More than remembered, actually. Falconer embodies the spirit of the institute. He first stepped through the doors in 1938 as an Oakland high school student fond of chess. He became an institute member after serving in World War II, and, establishing himself as a prominent Bay Area attorney, was elected to the institute’s board, becoming the longest serving trustee in the organization’s history. During that time, Falconer led a contentious internal fight to amend the institute’s bylaws to ensure that it forever would have a place to play chess.
“This action was prompted by an attempt by the better-dressed members of the Institute to chase out what they perceived to be riff-raff – namely the regular users of the Chess Room,” according to a tribute to Falconer, who died in 2014, in the institute’s newsletter. “Had it not been for (Falconer and fellow trustee Charles Bagby’s) efforts to rouse the 300 or so Chess Room members to action, much of the fourth floor would now be rented out as office space.”
However one defines “riff-raff” – be they wearers of $3,000 Brioni suits or moth-eaten Goodwill print shirts – all are welcome at 57 Post St., provided they can cough up the $95 yearly dues. They’ll gladly open the doors to non-San Franciscans – 35 percent of current membership, in fact, come from outside The City. Heck, they might even harbor a Sacramentan or two on their member rolls.
The Mechanics’ Institute
Where: 57 Post St., San Francisco

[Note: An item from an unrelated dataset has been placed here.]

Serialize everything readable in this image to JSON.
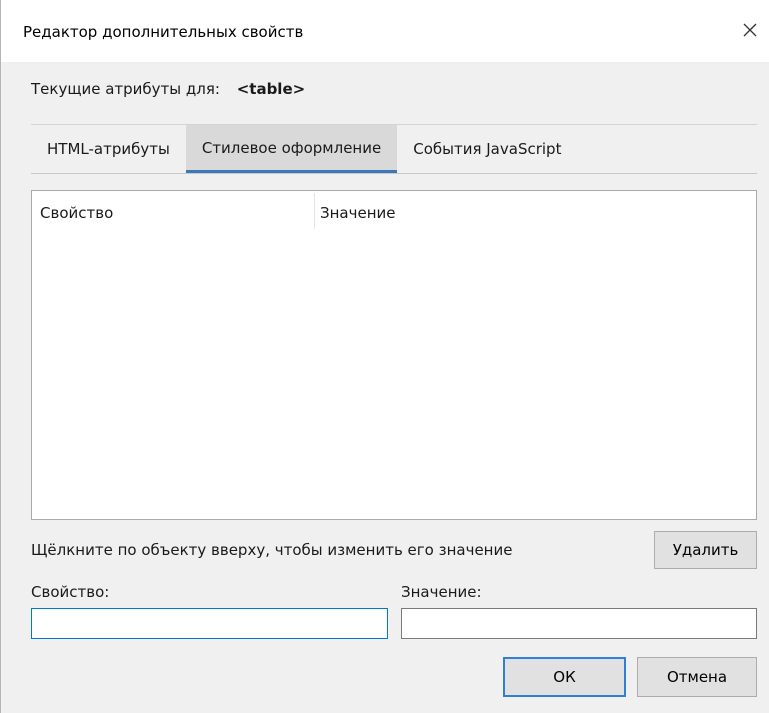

Yearly dues: $95
Information: 415-393-0105; www.milibrary.org; daily and weekly passes can be obtained on-site